**ABOUT THIS TASK**.
The reply should contain every line of the data, repeated exactly, and no pictures.

Element data from apps and pages
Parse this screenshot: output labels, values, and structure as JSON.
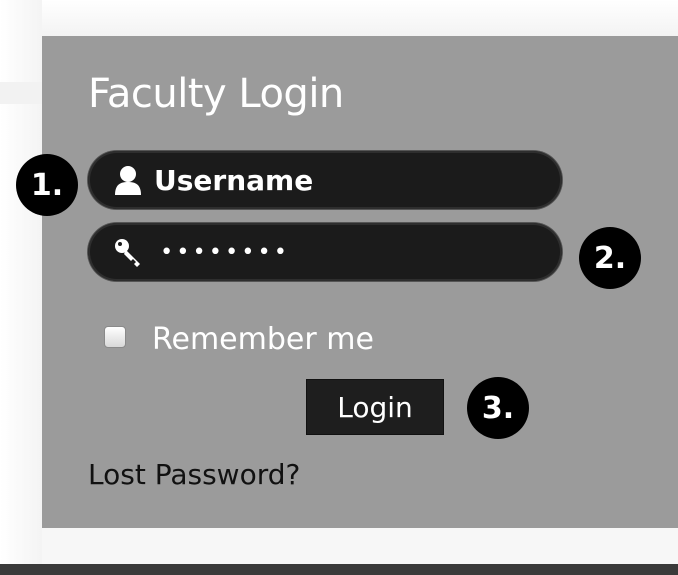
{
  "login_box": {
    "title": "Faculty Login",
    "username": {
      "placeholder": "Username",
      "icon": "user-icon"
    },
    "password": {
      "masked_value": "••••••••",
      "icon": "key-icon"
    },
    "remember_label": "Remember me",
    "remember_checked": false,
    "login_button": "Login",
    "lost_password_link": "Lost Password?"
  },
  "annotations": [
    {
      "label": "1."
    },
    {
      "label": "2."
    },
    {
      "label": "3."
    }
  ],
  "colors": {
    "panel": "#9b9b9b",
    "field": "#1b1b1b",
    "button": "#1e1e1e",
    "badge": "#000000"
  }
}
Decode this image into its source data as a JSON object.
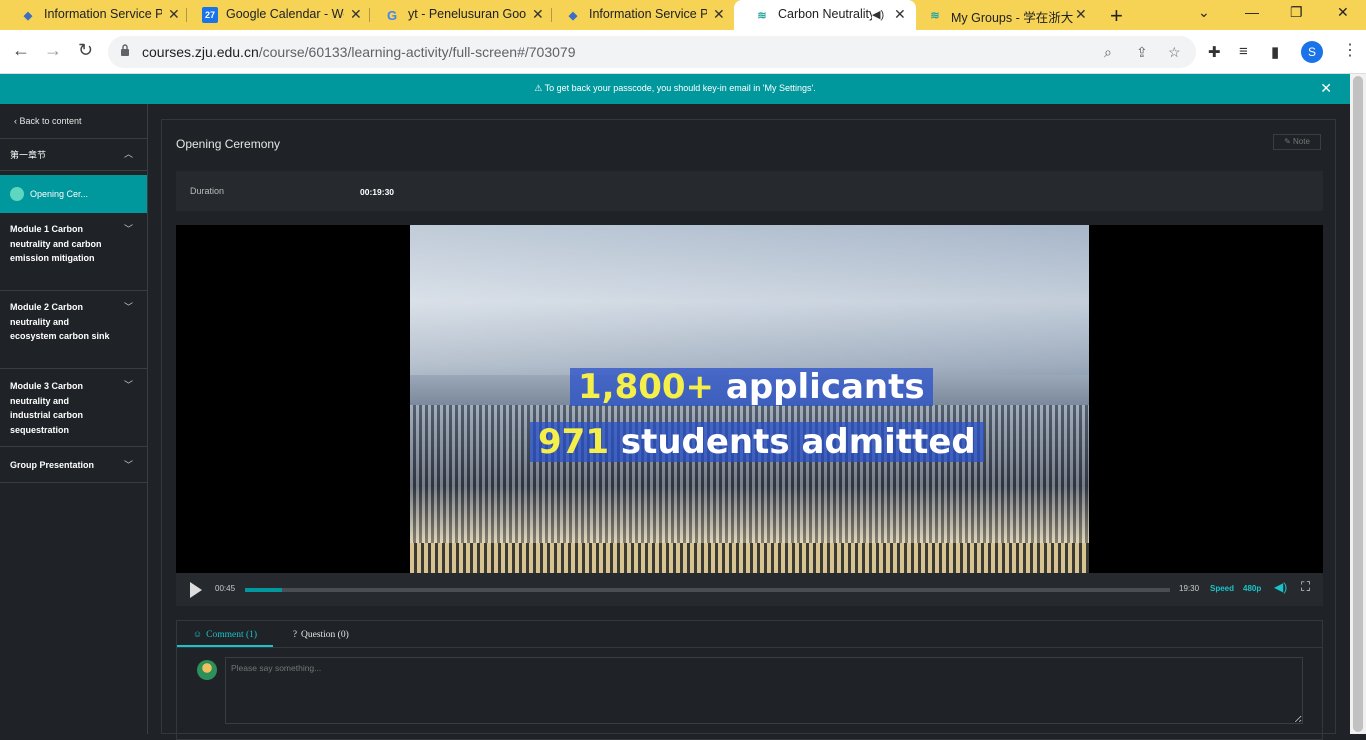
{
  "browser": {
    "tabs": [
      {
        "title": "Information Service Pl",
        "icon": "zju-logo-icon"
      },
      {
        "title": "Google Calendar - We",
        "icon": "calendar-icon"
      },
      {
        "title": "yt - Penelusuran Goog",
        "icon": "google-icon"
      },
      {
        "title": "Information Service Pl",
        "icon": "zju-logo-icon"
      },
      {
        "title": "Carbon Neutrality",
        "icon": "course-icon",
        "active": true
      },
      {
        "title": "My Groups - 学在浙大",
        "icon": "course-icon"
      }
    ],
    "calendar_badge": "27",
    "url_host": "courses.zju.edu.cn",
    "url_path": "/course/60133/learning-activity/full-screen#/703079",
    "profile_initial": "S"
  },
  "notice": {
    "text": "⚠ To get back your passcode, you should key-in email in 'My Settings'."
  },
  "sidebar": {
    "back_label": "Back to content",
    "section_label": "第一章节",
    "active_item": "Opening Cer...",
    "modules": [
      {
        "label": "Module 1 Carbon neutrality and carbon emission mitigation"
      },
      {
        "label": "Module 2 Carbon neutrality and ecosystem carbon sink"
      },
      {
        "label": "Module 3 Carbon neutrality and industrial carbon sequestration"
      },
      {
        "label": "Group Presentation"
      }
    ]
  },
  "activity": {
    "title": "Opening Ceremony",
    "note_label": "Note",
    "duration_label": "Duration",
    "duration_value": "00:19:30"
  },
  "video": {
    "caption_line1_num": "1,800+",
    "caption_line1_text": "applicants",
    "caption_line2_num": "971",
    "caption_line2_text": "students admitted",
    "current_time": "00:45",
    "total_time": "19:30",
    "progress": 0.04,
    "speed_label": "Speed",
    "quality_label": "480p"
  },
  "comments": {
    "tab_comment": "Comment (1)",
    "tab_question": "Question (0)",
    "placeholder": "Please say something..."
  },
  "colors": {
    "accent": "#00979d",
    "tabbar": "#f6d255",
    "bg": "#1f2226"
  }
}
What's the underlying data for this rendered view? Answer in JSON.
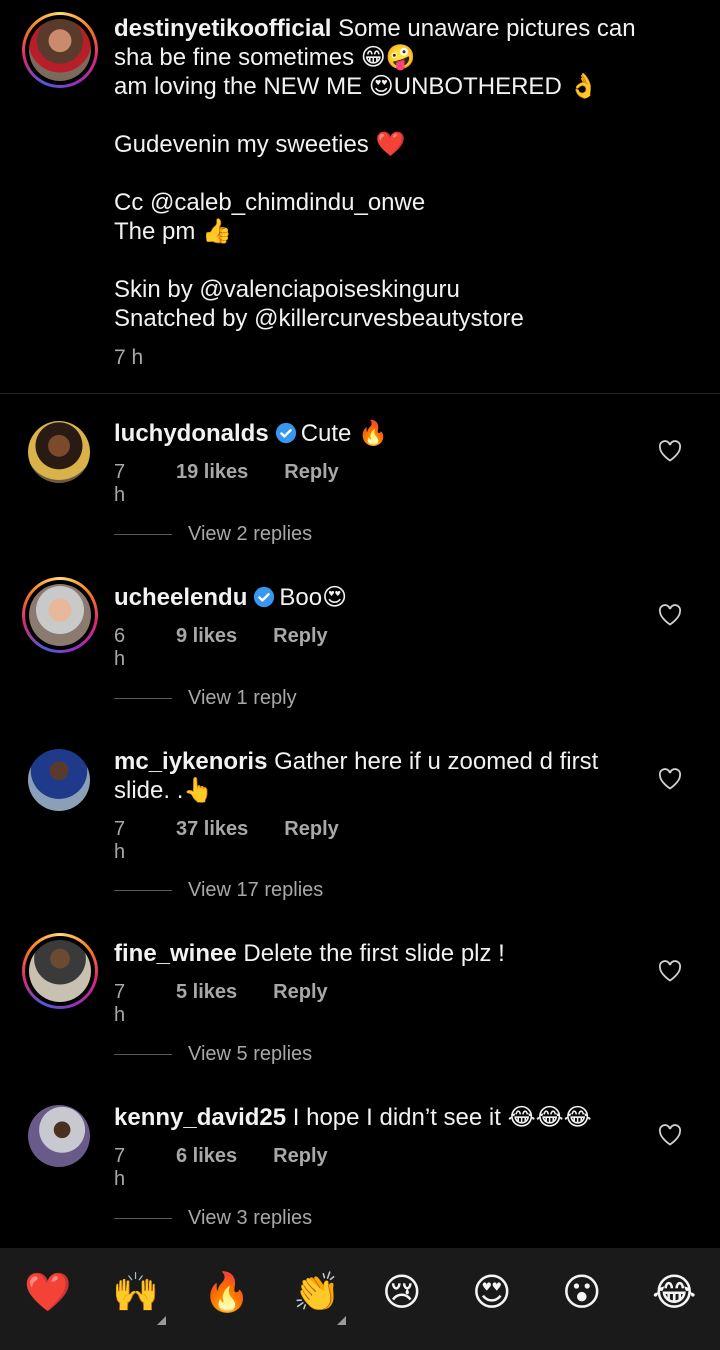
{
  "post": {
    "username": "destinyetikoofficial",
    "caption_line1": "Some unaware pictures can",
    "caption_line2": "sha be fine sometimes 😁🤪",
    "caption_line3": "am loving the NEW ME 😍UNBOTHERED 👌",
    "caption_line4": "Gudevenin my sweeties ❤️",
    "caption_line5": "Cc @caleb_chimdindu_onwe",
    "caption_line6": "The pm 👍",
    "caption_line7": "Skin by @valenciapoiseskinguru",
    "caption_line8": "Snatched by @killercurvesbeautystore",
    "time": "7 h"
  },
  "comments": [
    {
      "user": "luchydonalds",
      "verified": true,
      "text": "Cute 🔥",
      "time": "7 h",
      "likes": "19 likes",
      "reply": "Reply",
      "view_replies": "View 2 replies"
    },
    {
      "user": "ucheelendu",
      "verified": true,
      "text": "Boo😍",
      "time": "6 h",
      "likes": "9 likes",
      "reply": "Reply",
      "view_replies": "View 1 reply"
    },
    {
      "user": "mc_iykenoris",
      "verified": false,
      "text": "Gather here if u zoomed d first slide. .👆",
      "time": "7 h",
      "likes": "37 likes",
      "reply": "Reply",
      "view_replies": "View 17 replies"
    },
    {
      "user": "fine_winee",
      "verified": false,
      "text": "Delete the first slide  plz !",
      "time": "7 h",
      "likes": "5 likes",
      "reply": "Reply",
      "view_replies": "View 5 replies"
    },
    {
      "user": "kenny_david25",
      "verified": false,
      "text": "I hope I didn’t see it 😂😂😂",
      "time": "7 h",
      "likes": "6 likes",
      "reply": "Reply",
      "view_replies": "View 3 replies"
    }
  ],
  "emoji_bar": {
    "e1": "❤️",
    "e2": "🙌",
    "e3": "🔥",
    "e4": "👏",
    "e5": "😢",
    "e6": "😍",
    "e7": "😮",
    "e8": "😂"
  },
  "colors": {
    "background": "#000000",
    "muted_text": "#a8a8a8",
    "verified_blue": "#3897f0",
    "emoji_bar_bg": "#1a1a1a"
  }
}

**REPLY TO THE EXERCISE**.
Parse this screenshot: output labels, values, and structure as JSON.
{
  "login_box": {
    "title": "Faculty Login",
    "username": {
      "placeholder": "Username",
      "icon": "user-icon"
    },
    "password": {
      "masked_value": "••••••••",
      "icon": "key-icon"
    },
    "remember_label": "Remember me",
    "remember_checked": false,
    "login_button": "Login",
    "lost_password_link": "Lost Password?"
  },
  "annotations": [
    {
      "label": "1."
    },
    {
      "label": "2."
    },
    {
      "label": "3."
    }
  ],
  "colors": {
    "panel": "#9b9b9b",
    "field": "#1b1b1b",
    "button": "#1e1e1e",
    "badge": "#000000"
  }
}
Decode this image into its source data as a JSON object.
{
  "browser": {
    "tabs": [
      {
        "title": "Information Service Pl",
        "icon": "zju-logo-icon"
      },
      {
        "title": "Google Calendar - We",
        "icon": "calendar-icon"
      },
      {
        "title": "yt - Penelusuran Goog",
        "icon": "google-icon"
      },
      {
        "title": "Information Service Pl",
        "icon": "zju-logo-icon"
      },
      {
        "title": "Carbon Neutrality",
        "icon": "course-icon",
        "active": true
      },
      {
        "title": "My Groups - 学在浙大",
        "icon": "course-icon"
      }
    ],
    "calendar_badge": "27",
    "url_host": "courses.zju.edu.cn",
    "url_path": "/course/60133/learning-activity/full-screen#/703079",
    "profile_initial": "S"
  },
  "notice": {
    "text": "⚠ To get back your passcode, you should key-in email in 'My Settings'."
  },
  "sidebar": {
    "back_label": "Back to content",
    "section_label": "第一章节",
    "active_item": "Opening Cer...",
    "modules": [
      {
        "label": "Module 1 Carbon neutrality and carbon emission mitigation"
      },
      {
        "label": "Module 2 Carbon neutrality and ecosystem carbon sink"
      },
      {
        "label": "Module 3 Carbon neutrality and industrial carbon sequestration"
      },
      {
        "label": "Group Presentation"
      }
    ]
  },
  "activity": {
    "title": "Opening Ceremony",
    "note_label": "Note",
    "duration_label": "Duration",
    "duration_value": "00:19:30"
  },
  "video": {
    "caption_line1_num": "1,800+",
    "caption_line1_text": "applicants",
    "caption_line2_num": "971",
    "caption_line2_text": "students admitted",
    "current_time": "00:45",
    "total_time": "19:30",
    "progress": 0.04,
    "speed_label": "Speed",
    "quality_label": "480p"
  },
  "comments": {
    "tab_comment": "Comment (1)",
    "tab_question": "Question (0)",
    "placeholder": "Please say something..."
  },
  "colors": {
    "accent": "#00979d",
    "tabbar": "#f6d255",
    "bg": "#1f2226"
  }
}
What's the underlying data for this rendered view? Answer in JSON.
{
  "post": {
    "username": "destinyetikoofficial",
    "caption_line1": "Some unaware pictures can",
    "caption_line2": "sha be fine sometimes 😁🤪",
    "caption_line3": "am loving the NEW ME 😍UNBOTHERED 👌",
    "caption_line4": "Gudevenin my sweeties ❤️",
    "caption_line5": "Cc @caleb_chimdindu_onwe",
    "caption_line6": "The pm 👍",
    "caption_line7": "Skin by @valenciapoiseskinguru",
    "caption_line8": "Snatched by @killercurvesbeautystore",
    "time": "7 h"
  },
  "comments": [
    {
      "user": "luchydonalds",
      "verified": true,
      "text": "Cute 🔥",
      "time": "7 h",
      "likes": "19 likes",
      "reply": "Reply",
      "view_replies": "View 2 replies"
    },
    {
      "user": "ucheelendu",
      "verified": true,
      "text": "Boo😍",
      "time": "6 h",
      "likes": "9 likes",
      "reply": "Reply",
      "view_replies": "View 1 reply"
    },
    {
      "user": "mc_iykenoris",
      "verified": false,
      "text": "Gather here if u zoomed d first slide. .👆",
      "time": "7 h",
      "likes": "37 likes",
      "reply": "Reply",
      "view_replies": "View 17 replies"
    },
    {
      "user": "fine_winee",
      "verified": false,
      "text": "Delete the first slide  plz !",
      "time": "7 h",
      "likes": "5 likes",
      "reply": "Reply",
      "view_replies": "View 5 replies"
    },
    {
      "user": "kenny_david25",
      "verified": false,
      "text": "I hope I didn’t see it 😂😂😂",
      "time": "7 h",
      "likes": "6 likes",
      "reply": "Reply",
      "view_replies": "View 3 replies"
    }
  ],
  "emoji_bar": {
    "e1": "❤️",
    "e2": "🙌",
    "e3": "🔥",
    "e4": "👏",
    "e5": "😢",
    "e6": "😍",
    "e7": "😮",
    "e8": "😂"
  },
  "colors": {
    "background": "#000000",
    "muted_text": "#a8a8a8",
    "verified_blue": "#3897f0",
    "emoji_bar_bg": "#1a1a1a"
  }
}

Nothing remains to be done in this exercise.